Ali Daei, one of the prolific scorers in Iranian football, has publicly supported the protesters as he refused selection for the World Cup in solidarity with protestors.
Meanwhile, Iranian beach-soccer player Saeed Piramoon imitated cutting his hair, signalling his support for the protesters after he scored the winning goal in the final of the Intercontinental Beach Soccer Cup—while his team too did not sing the Iranian national anthem before the match.

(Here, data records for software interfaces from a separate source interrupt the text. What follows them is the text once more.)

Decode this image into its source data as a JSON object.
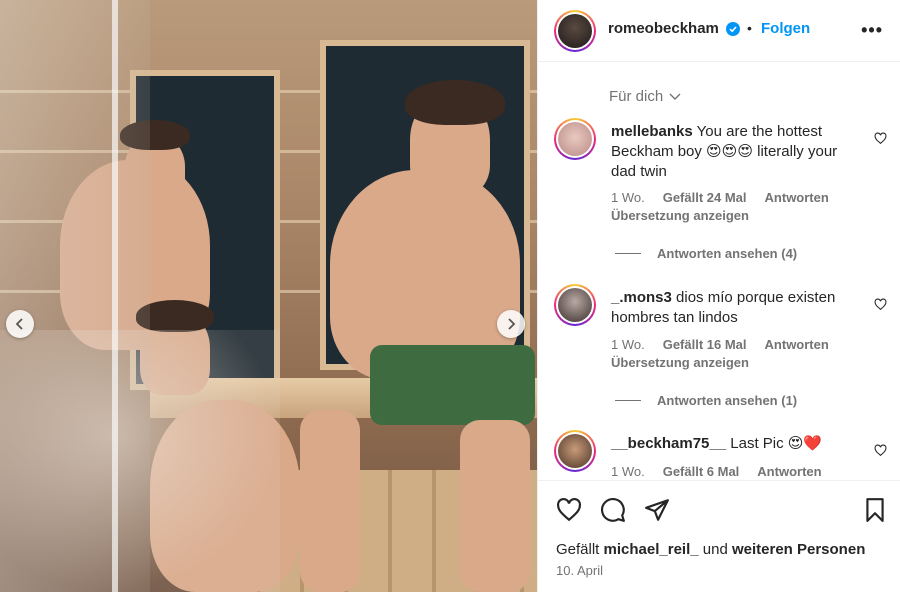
{
  "post": {
    "username": "romeobeckham",
    "separator": "•",
    "follow_label": "Folgen",
    "more_label": "•••"
  },
  "comments_filter": {
    "label": "Für dich"
  },
  "comments": [
    {
      "username": "mellebanks",
      "text": "You are the hottest Beckham boy 😍😍😍 literally your dad twin",
      "time": "1 Wo.",
      "likes": "Gefällt 24 Mal",
      "reply_label": "Antworten",
      "translate_label": "Übersetzung anzeigen",
      "view_replies": "Antworten ansehen (4)"
    },
    {
      "username": "_.mons3",
      "text": "dios mío porque existen hombres tan lindos",
      "time": "1 Wo.",
      "likes": "Gefällt 16 Mal",
      "reply_label": "Antworten",
      "translate_label": "Übersetzung anzeigen",
      "view_replies": "Antworten ansehen (1)"
    },
    {
      "username": "__beckham75__",
      "text": "Last Pic 😍❤️",
      "time": "1 Wo.",
      "likes": "Gefällt 6 Mal",
      "reply_label": "Antworten"
    }
  ],
  "footer": {
    "likes_prefix": "Gefällt",
    "likes_user": "michael_reil_",
    "likes_middle": "und",
    "likes_others": "weiteren Personen",
    "date": "10. April"
  },
  "icons": {
    "verified": "verified-badge-icon",
    "like": "heart-icon",
    "comment": "comment-icon",
    "share": "paper-plane-icon",
    "save": "bookmark-icon"
  },
  "colors": {
    "accent": "#0095f6",
    "verified": "#0095f6",
    "text": "#262626",
    "muted": "#737373"
  }
}
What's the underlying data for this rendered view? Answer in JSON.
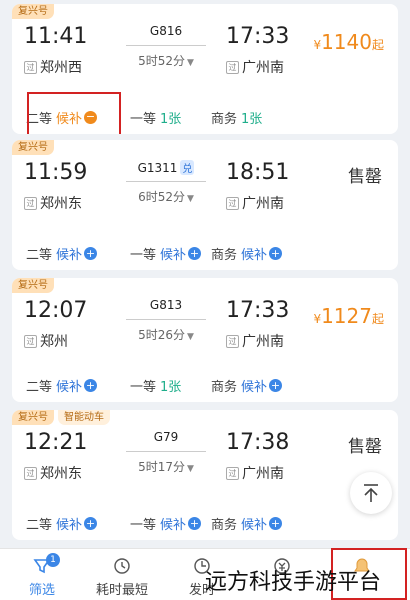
{
  "trains": [
    {
      "tags": [
        "复兴号"
      ],
      "dep_time": "11:41",
      "dep_station": "郑州西",
      "train_no": "G816",
      "dui": "",
      "duration": "5时52分",
      "arr_time": "17:33",
      "arr_station": "广州南",
      "price_currency": "¥",
      "price_amount": "1140",
      "price_suffix": "起",
      "sold_out": "",
      "seats": [
        {
          "name": "二等",
          "status": "候补",
          "kind": "waitlist-warn"
        },
        {
          "name": "一等",
          "status": "1张",
          "kind": "count"
        },
        {
          "name": "商务",
          "status": "1张",
          "kind": "count"
        }
      ]
    },
    {
      "tags": [
        "复兴号"
      ],
      "dep_time": "11:59",
      "dep_station": "郑州东",
      "train_no": "G1311",
      "dui": "兑",
      "duration": "6时52分",
      "arr_time": "18:51",
      "arr_station": "广州南",
      "price_currency": "",
      "price_amount": "",
      "price_suffix": "",
      "sold_out": "售罄",
      "seats": [
        {
          "name": "二等",
          "status": "候补",
          "kind": "waitlist"
        },
        {
          "name": "一等",
          "status": "候补",
          "kind": "waitlist"
        },
        {
          "name": "商务",
          "status": "候补",
          "kind": "waitlist"
        }
      ]
    },
    {
      "tags": [
        "复兴号"
      ],
      "dep_time": "12:07",
      "dep_station": "郑州",
      "train_no": "G813",
      "dui": "",
      "duration": "5时26分",
      "arr_time": "17:33",
      "arr_station": "广州南",
      "price_currency": "¥",
      "price_amount": "1127",
      "price_suffix": "起",
      "sold_out": "",
      "seats": [
        {
          "name": "二等",
          "status": "候补",
          "kind": "waitlist"
        },
        {
          "name": "一等",
          "status": "1张",
          "kind": "count"
        },
        {
          "name": "商务",
          "status": "候补",
          "kind": "waitlist"
        }
      ]
    },
    {
      "tags": [
        "复兴号",
        "智能动车"
      ],
      "dep_time": "12:21",
      "dep_station": "郑州东",
      "train_no": "G79",
      "dui": "",
      "duration": "5时17分",
      "arr_time": "17:38",
      "arr_station": "广州南",
      "price_currency": "",
      "price_amount": "",
      "price_suffix": "",
      "sold_out": "售罄",
      "seats": [
        {
          "name": "二等",
          "status": "候补",
          "kind": "waitlist"
        },
        {
          "name": "一等",
          "status": "候补",
          "kind": "waitlist"
        },
        {
          "name": "商务",
          "status": "候补",
          "kind": "waitlist"
        }
      ]
    }
  ],
  "station_badge": "过",
  "bottom_bar": [
    {
      "label": "筛选",
      "icon": "filter-icon",
      "badge": "1",
      "active": true
    },
    {
      "label": "耗时最短",
      "icon": "clock-icon",
      "badge": "",
      "active": false
    },
    {
      "label": "发时",
      "icon": "depart-icon",
      "badge": "",
      "active": false
    },
    {
      "label": "",
      "icon": "price-icon",
      "badge": "",
      "active": false
    },
    {
      "label": "",
      "icon": "waitlist-icon",
      "badge": "",
      "active": false
    }
  ],
  "watermark": "远方科技手游平台",
  "colors": {
    "accent": "#3b86e6",
    "price": "#f08a1c",
    "available": "#1fae8b",
    "highlight": "#d32222"
  }
}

Protests at sporting events are, however, not new. Even Olympic Games have not been immune and Rule 50 of the Olympic Charter was changed as recently as in 2021 to allow for token protests ‘before the event’. The rule had laid down that ‘no kind of demonstration or political, religious and racial propaganda is permitted in any Olympic sites, venues or other areas’.
In 1906, however, Peter O’Connor, an Irish track and field athlete representing Great Britain, protested by climbing up the flag pole and displaying the Irish flag instead—a decade before the Irish War of Independence would lead to the creation of Ireland as a free state.
Since then there have been several instances of athletes speaking out on public issues like human rights violations, against war, police brutality, racism and climate change. Some have been lucky to get away with little or no consequence. Others have been less lucky. Baseball player Carlos Delgado refused to sing ‘God bless America’ as he didn’t endorse the US government’s deployment of the Army in Iraq and was roundly condemned by ‘partisans and patriots’.
The ‘Black Lives Matter’ (BLM) movement in 2020 after the brutal murder of George Floyd—mobilised some of the biggest sporting icons—from seven-time F1 world champion Lewis Hamilton to NBA legend LeBron James to tennis star Naomi Osaka rallying to support the cause.
The history of American sports, in particular, is replete with crusaders against racism. Muhammad Ali stood out for the political position he took way back in 1967. Ali, drafted by the US military, refused to answer to his name or take the oath. This led to his arrest and conviction.
The 1936 Olympic Games were awarded to Berlin in 1931, before the Nazis took power in Germany. Once under Nazi control, however, the Olympics were presented as an explicit statement of Nazi racial supremacy. Efforts to pressurise Germany not to discriminate against Jewish athletes or to force the IOC to move the Games elsewhere or convince American athletes to boycott the Games did not quite succeed.
The 1980 Olympics in Moscow, the first awarded to a Communist country, was boycotted by 65 countries, partly due to US initiative to protest Soviet Union’s invasion of Afghanistan in 1979. Others like Great Britain, France and Australia sent athletes but protested by boycotting the opening ceremonies or competing under a flag other than their national flag.
The Soviets retaliated four years later by organising an Eastern Bloc boycott of the 1984 Games in Los Angeles.
Sports is meant to unite but it increasingly seems impossible not to mix sports and politics (India refuses to play in Pakistan). It is all the more courageous for individual athletes to swim against the tide and invite reprisals from the state.